[Records contained in a dataset]
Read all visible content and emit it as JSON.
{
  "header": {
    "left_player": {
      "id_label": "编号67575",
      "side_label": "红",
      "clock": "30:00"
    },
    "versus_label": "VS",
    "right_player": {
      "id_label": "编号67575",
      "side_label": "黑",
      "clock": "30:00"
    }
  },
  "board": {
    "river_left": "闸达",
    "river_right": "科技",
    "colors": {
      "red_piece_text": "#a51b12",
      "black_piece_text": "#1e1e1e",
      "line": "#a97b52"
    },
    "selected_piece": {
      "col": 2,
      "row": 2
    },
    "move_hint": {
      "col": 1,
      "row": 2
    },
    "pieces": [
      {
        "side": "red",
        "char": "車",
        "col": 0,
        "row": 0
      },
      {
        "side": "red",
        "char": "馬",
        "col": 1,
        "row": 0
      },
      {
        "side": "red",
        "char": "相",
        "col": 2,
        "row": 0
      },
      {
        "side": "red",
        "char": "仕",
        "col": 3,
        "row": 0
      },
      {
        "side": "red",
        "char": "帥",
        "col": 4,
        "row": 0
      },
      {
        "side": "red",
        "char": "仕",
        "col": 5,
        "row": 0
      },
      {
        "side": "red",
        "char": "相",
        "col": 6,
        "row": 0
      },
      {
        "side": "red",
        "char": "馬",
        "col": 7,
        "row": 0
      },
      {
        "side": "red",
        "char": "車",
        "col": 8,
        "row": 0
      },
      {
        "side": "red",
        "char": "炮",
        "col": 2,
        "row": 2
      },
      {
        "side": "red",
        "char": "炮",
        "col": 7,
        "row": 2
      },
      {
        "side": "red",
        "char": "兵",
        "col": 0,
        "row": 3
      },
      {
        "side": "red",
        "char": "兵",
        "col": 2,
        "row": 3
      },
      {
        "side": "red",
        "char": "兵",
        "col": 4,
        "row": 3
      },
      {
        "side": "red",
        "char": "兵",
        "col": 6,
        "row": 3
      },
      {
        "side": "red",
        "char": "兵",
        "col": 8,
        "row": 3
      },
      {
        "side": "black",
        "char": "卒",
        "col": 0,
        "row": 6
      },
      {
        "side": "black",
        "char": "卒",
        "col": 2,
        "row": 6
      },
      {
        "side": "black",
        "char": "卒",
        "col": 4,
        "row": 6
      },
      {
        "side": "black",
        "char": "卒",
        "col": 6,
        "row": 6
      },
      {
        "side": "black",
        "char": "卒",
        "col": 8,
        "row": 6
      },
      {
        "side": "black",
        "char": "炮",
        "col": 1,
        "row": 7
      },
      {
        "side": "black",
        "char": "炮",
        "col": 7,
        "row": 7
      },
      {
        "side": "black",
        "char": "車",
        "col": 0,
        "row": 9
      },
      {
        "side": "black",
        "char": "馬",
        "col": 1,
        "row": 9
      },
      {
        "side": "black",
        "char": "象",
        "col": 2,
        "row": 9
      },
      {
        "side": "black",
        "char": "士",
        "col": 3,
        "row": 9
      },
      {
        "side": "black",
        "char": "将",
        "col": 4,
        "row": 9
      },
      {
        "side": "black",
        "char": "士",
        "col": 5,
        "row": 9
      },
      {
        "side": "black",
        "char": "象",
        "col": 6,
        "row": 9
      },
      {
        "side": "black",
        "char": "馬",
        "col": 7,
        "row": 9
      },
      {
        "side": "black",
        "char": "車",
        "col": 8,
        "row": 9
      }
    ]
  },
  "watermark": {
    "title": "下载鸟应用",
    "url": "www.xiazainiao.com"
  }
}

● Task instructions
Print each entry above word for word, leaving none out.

● Solution below
Read all visible content and emit it as JSON.
{
  "header": {
    "left_player": {
      "id_label": "编号67575",
      "side_label": "红",
      "clock": "30:00"
    },
    "versus_label": "VS",
    "right_player": {
      "id_label": "编号67575",
      "side_label": "黑",
      "clock": "30:00"
    }
  },
  "board": {
    "river_left": "闸达",
    "river_right": "科技",
    "colors": {
      "red_piece_text": "#a51b12",
      "black_piece_text": "#1e1e1e",
      "line": "#a97b52"
    },
    "selected_piece": {
      "col": 2,
      "row": 2
    },
    "move_hint": {
      "col": 1,
      "row": 2
    },
    "pieces": [
      {
        "side": "red",
        "char": "車",
        "col": 0,
        "row": 0
      },
      {
        "side": "red",
        "char": "馬",
        "col": 1,
        "row": 0
      },
      {
        "side": "red",
        "char": "相",
        "col": 2,
        "row": 0
      },
      {
        "side": "red",
        "char": "仕",
        "col": 3,
        "row": 0
      },
      {
        "side": "red",
        "char": "帥",
        "col": 4,
        "row": 0
      },
      {
        "side": "red",
        "char": "仕",
        "col": 5,
        "row": 0
      },
      {
        "side": "red",
        "char": "相",
        "col": 6,
        "row": 0
      },
      {
        "side": "red",
        "char": "馬",
        "col": 7,
        "row": 0
      },
      {
        "side": "red",
        "char": "車",
        "col": 8,
        "row": 0
      },
      {
        "side": "red",
        "char": "炮",
        "col": 2,
        "row": 2
      },
      {
        "side": "red",
        "char": "炮",
        "col": 7,
        "row": 2
      },
      {
        "side": "red",
        "char": "兵",
        "col": 0,
        "row": 3
      },
      {
        "side": "red",
        "char": "兵",
        "col": 2,
        "row": 3
      },
      {
        "side": "red",
        "char": "兵",
        "col": 4,
        "row": 3
      },
      {
        "side": "red",
        "char": "兵",
        "col": 6,
        "row": 3
      },
      {
        "side": "red",
        "char": "兵",
        "col": 8,
        "row": 3
      },
      {
        "side": "black",
        "char": "卒",
        "col": 0,
        "row": 6
      },
      {
        "side": "black",
        "char": "卒",
        "col": 2,
        "row": 6
      },
      {
        "side": "black",
        "char": "卒",
        "col": 4,
        "row": 6
      },
      {
        "side": "black",
        "char": "卒",
        "col": 6,
        "row": 6
      },
      {
        "side": "black",
        "char": "卒",
        "col": 8,
        "row": 6
      },
      {
        "side": "black",
        "char": "炮",
        "col": 1,
        "row": 7
      },
      {
        "side": "black",
        "char": "炮",
        "col": 7,
        "row": 7
      },
      {
        "side": "black",
        "char": "車",
        "col": 0,
        "row": 9
      },
      {
        "side": "black",
        "char": "馬",
        "col": 1,
        "row": 9
      },
      {
        "side": "black",
        "char": "象",
        "col": 2,
        "row": 9
      },
      {
        "side": "black",
        "char": "士",
        "col": 3,
        "row": 9
      },
      {
        "side": "black",
        "char": "将",
        "col": 4,
        "row": 9
      },
      {
        "side": "black",
        "char": "士",
        "col": 5,
        "row": 9
      },
      {
        "side": "black",
        "char": "象",
        "col": 6,
        "row": 9
      },
      {
        "side": "black",
        "char": "馬",
        "col": 7,
        "row": 9
      },
      {
        "side": "black",
        "char": "車",
        "col": 8,
        "row": 9
      }
    ]
  },
  "watermark": {
    "title": "下载鸟应用",
    "url": "www.xiazainiao.com"
  }
}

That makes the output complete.